Thee Oh Sees are a rare case in the music industry these days. They’re a band capable of releasing consistently good albums year in and year out. In fact, having had their current lineup since 2008, they’ve managed to release a stellar album every year, and this isn’t counting the numerous singles, EP’s, and live albums they’ve mustered out throughout the years. 2013 was no exception, with them releasing not only an excellent LP, but a singles collection and an EP as well. The LP they released this year, Floating Coffin, is unlike anything they’d released previously. Of course it features everything you would expect from a Thee Oh Sees record; yelpy vocals, heavy guitars, and jarring drums. But something about this record feels so much slicker and simpler than anything in their discography. Almost normal in comparison to the weirdness of all of their previous work, it’s the slight sonic changes like this that have helped keep this band so interesting through the years.
The word productive is an understatement when referring to Ty Segall. After an extremely busy 2012, releasing three albums with 3 different projects and touring constantly, he follows up in 2013 with a year almost as busy. However, this year he changes it up a bit, releasing 2 records that move farther and farther away from the bubblegum flavoured garage-punk sound he so dearly embraced in his previous endeavours.

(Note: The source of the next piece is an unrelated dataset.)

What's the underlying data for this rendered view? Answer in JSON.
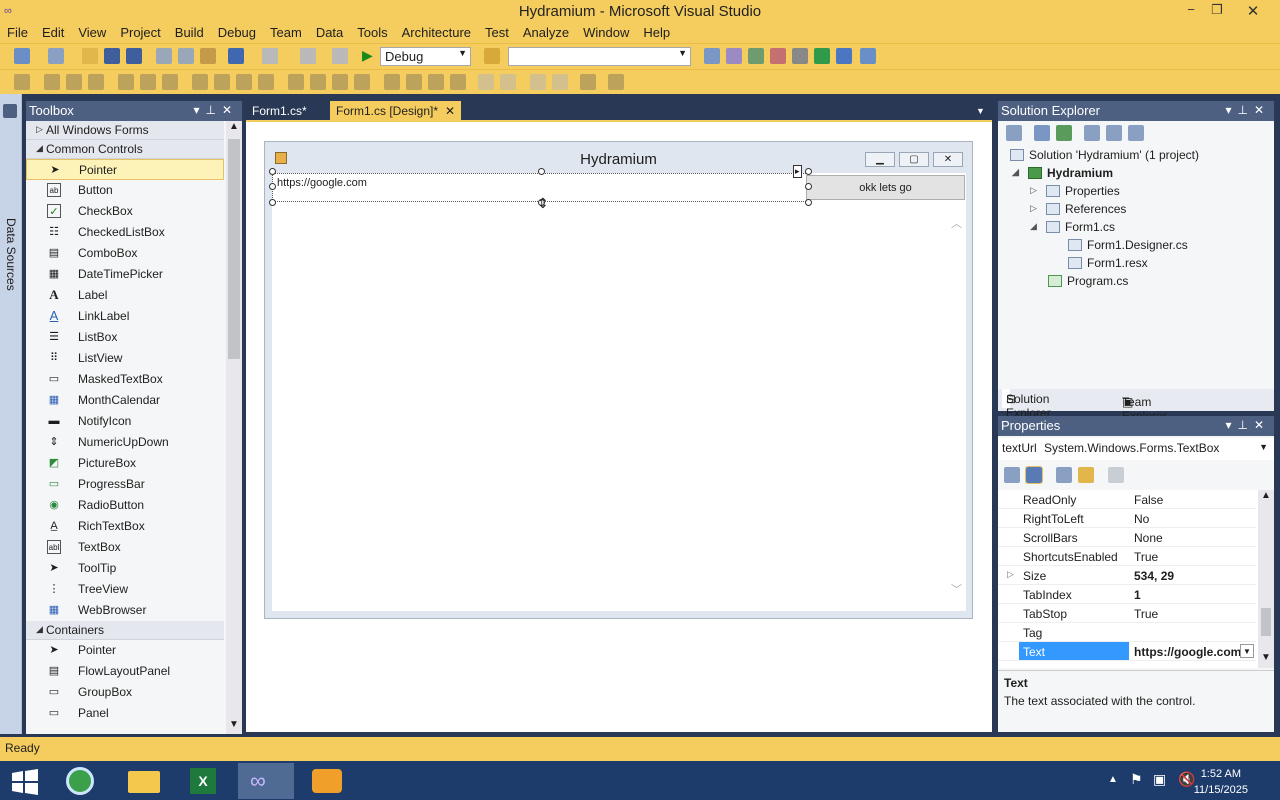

Ty Segall – Sleeper (Drag City)
The first of these is Sleeper, a record he recorded following the tragic loss of his father after a lengthy battle with cancer, and arguments with his mother that left them on not-speaking terms. It’s clear listening to Sleeper that Segall was in a rough place emotionally- his lyrics throughout this record are undoubtedly some of his most emotionally charged and intimate to date, and the melodies have an equally heavy emotional burden. However, the thing that sets this album apart from the rest of his discography is not the emotion behind the record, but Sleeper’s complete change of style. In fact, for Sleeper Segall completely ditches the fuzz, reverb and feedback laced guitars of his previous releases, he instead grabs an acoustic guitar, and records his smoothest, most down to earth, and cleanest album to date. It almost makes Goodbye Bread, his mellowest most mature record sound like the incredibly loud and enervated Twins. Recorded (almost) completely on acoustic guitar – distorted guitars come into play only once on the fourth track (“The Man Man”) – minimal use of percussion, and some slight studio effects, this album sounds as if you were to take the smoothness of Marc Bolan era T.Rex and blend it with the psychedelia of early early Pink Floyd, then strip it down to it’s bare bones.
Fuzz – Fuzz (In The Red)
If Sleeper wasn’t enough Segall for you to digest this year, luckily for you he also released Fuzz, the debut album from his new proto-metal power trio of the same name. After releasing an excellent 7” anonymously through Chicago-based label Trouble in Mind in early 2013, fans almost immediately caught on to the fact that Ty Segall was the mastermind behind Fuzz. Segall’s distinctive voice and the Sabbath-esque riffs sounded a lot like something off of his 2012 release with the Ty Segall Band, Slaughterhouse. The 2 songs on this 7” – “This Time I got a Reason” and “Fuzz’s Fourth Dream” – were everything you’d expect from a project like this; the songs were noisy, abrasive, straight to the point, but most of all, were extremely heavy. When the full lenght finally dropped in early october, it did not disappoint. Filled with just over 36 minutes of loud, abrasive riffs, courtesy of guitarist Charlie Moothart, Ty Segall pounding the drums like a lazy John Bonham in a sloppy-but measured manner, and driving bass lines that channel Geezer Butler, this record manages to find the perfect middle ground between heavy riff-based doom metal and head-spinning psych rock.
*Compiled by journalist, record producer and guitarist from The Patti Smith Group Lenny Kaye, Nuggets: Original Artyfacts from the First Psychedelic Era is a groundbreaking compilation comprised of a wide collection of early american garage rock singles from the mid to late 60’s. This compilation influenced entire generations of kids to pick up instruments and start their own rock and roll bands.